● **Problem**:
Every line in the entries where "char" is found should be copied.

● **Excerpts from a dataset**:
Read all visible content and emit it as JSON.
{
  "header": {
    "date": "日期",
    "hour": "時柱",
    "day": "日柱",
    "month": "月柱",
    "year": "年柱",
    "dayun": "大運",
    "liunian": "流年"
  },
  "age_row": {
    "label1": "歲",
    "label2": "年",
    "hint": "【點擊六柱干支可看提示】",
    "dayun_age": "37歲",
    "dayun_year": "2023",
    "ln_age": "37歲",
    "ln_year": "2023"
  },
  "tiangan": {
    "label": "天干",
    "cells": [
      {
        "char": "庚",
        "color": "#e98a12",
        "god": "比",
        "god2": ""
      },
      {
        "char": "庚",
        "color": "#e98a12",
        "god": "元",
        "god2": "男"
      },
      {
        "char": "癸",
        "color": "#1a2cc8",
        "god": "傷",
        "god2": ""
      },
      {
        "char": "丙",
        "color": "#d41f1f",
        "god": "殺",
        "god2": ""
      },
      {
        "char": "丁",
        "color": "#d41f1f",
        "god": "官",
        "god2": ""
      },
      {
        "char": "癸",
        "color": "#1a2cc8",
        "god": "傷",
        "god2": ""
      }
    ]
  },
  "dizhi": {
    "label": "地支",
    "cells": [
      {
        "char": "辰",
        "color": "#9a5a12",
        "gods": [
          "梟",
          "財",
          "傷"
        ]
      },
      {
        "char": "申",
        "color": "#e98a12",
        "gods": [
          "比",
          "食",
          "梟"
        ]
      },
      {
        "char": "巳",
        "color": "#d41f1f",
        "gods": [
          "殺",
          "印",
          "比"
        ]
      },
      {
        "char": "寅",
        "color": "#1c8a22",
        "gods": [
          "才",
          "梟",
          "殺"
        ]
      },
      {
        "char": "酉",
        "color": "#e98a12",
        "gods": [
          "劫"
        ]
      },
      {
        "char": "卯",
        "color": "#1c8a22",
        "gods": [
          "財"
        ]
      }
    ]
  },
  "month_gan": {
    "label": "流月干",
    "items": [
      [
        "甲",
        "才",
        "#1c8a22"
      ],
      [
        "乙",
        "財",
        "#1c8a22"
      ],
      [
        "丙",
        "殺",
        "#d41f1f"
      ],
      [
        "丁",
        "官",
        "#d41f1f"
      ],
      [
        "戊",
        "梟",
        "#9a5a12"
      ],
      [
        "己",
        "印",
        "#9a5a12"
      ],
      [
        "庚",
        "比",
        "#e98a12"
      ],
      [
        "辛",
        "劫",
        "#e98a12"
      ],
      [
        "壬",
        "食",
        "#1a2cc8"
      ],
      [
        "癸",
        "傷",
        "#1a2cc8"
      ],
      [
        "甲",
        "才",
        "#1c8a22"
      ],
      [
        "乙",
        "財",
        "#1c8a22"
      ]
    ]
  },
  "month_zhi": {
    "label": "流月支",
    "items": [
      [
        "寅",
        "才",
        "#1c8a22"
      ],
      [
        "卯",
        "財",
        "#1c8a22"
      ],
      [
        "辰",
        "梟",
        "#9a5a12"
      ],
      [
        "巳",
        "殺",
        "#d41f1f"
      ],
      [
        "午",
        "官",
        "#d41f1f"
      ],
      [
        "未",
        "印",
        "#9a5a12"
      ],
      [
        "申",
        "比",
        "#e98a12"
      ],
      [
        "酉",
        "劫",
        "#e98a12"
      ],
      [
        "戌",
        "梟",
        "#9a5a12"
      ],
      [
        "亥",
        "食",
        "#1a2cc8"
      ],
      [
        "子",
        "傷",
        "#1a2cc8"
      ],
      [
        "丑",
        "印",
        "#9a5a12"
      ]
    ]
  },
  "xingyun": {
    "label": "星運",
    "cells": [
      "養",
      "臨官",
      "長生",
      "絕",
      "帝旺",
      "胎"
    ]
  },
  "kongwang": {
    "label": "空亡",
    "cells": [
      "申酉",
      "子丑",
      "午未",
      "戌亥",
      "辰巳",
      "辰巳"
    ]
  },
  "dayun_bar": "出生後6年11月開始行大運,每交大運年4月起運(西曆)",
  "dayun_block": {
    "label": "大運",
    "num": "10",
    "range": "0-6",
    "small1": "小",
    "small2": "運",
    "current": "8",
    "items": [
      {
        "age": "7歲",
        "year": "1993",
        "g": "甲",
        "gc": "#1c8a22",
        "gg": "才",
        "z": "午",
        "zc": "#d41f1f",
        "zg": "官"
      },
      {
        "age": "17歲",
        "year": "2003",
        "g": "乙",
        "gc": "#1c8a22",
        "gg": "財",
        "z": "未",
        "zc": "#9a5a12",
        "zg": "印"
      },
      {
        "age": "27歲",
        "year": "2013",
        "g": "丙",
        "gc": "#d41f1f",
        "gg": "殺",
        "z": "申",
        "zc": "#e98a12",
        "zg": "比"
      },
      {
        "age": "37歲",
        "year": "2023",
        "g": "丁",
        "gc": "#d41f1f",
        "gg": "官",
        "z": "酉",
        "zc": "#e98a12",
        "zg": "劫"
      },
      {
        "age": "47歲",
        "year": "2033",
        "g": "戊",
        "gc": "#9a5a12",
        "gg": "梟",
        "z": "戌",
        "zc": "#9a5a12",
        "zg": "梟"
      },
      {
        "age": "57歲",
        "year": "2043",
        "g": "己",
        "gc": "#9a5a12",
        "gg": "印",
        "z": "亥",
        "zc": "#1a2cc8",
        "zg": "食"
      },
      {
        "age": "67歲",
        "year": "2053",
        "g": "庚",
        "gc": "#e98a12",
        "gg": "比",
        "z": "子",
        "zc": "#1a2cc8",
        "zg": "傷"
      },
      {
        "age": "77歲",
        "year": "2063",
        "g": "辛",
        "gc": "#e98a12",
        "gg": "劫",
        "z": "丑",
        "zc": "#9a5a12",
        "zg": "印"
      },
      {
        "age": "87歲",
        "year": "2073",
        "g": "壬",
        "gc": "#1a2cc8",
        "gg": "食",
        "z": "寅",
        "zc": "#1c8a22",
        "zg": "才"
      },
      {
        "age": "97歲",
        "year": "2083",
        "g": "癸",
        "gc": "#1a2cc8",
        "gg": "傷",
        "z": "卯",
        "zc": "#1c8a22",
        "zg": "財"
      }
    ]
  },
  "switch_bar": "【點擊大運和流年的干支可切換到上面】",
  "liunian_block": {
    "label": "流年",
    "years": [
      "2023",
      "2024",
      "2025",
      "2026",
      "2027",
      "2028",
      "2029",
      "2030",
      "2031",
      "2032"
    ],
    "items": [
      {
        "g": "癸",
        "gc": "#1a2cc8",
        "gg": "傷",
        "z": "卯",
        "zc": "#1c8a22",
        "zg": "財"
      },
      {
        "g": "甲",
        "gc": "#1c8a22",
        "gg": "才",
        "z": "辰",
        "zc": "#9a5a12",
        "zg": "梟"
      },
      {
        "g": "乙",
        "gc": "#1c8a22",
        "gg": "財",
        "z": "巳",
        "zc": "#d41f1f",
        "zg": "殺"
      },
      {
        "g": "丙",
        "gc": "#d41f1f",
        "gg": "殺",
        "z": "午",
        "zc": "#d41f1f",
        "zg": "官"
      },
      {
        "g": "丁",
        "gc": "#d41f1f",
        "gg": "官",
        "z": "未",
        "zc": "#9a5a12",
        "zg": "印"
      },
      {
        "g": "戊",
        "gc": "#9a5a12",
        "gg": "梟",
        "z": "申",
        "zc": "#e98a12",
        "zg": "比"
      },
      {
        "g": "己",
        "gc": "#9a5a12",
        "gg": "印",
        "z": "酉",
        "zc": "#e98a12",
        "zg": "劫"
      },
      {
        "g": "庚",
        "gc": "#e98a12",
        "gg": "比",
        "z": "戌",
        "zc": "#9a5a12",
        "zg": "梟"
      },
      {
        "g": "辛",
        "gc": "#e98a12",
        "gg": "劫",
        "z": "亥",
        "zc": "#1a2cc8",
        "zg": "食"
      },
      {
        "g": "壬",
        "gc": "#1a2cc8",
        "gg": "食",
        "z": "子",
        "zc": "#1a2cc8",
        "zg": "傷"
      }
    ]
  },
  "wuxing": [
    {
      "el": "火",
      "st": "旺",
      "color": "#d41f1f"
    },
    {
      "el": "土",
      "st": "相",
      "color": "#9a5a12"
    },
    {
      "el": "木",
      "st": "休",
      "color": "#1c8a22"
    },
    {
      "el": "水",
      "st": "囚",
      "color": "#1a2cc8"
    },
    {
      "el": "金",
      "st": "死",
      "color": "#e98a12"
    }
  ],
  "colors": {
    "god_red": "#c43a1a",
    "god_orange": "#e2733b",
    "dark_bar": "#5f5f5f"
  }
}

● **Solution to the problem**:
        "char": "庚",
        "char": "庚",
        "char": "癸",
        "char": "丙",
        "char": "丁",
        "char": "癸",
        "char": "辰",
        "char": "申",
        "char": "巳",
        "char": "寅",
        "char": "酉",
        "char": "卯",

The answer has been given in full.